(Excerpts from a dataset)

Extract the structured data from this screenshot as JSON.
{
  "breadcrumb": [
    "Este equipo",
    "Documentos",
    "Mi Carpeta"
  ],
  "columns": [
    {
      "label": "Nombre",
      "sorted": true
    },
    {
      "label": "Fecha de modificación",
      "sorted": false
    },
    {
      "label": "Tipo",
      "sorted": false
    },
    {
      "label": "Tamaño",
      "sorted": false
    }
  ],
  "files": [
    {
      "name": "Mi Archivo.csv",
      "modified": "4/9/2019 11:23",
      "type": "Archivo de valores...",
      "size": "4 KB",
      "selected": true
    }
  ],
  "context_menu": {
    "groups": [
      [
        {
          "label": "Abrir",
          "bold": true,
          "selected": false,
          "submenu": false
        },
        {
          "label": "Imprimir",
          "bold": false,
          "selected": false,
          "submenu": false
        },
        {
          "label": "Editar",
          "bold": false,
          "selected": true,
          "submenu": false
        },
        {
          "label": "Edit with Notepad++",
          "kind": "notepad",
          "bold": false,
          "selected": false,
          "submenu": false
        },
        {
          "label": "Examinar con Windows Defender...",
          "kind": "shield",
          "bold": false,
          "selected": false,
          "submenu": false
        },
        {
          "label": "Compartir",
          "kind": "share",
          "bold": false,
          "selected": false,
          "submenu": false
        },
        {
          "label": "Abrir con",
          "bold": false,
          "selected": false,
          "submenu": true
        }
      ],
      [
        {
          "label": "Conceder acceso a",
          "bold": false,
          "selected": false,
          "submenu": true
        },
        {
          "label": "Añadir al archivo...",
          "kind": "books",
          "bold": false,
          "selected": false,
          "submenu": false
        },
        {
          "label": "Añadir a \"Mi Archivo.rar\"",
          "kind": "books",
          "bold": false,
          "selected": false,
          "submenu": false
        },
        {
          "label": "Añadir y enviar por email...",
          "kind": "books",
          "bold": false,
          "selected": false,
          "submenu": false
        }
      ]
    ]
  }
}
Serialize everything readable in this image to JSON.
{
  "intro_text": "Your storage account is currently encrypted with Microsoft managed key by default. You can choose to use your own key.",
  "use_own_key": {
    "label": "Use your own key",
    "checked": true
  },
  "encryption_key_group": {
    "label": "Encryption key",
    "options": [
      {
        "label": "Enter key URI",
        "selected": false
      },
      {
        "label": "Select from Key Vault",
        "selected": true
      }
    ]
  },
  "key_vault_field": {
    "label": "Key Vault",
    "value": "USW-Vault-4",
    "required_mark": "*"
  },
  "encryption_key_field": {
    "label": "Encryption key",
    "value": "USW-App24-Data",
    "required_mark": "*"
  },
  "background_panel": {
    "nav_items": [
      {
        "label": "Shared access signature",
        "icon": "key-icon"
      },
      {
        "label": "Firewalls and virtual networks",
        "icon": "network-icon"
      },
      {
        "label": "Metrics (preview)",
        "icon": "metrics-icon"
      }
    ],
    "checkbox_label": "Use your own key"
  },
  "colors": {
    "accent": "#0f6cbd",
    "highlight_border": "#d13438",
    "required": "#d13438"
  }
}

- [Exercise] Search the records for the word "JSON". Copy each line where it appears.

- [Answer to the exercise]
Extract the structured data from this screenshot as JSON.
Serialize everything readable in this image to JSON.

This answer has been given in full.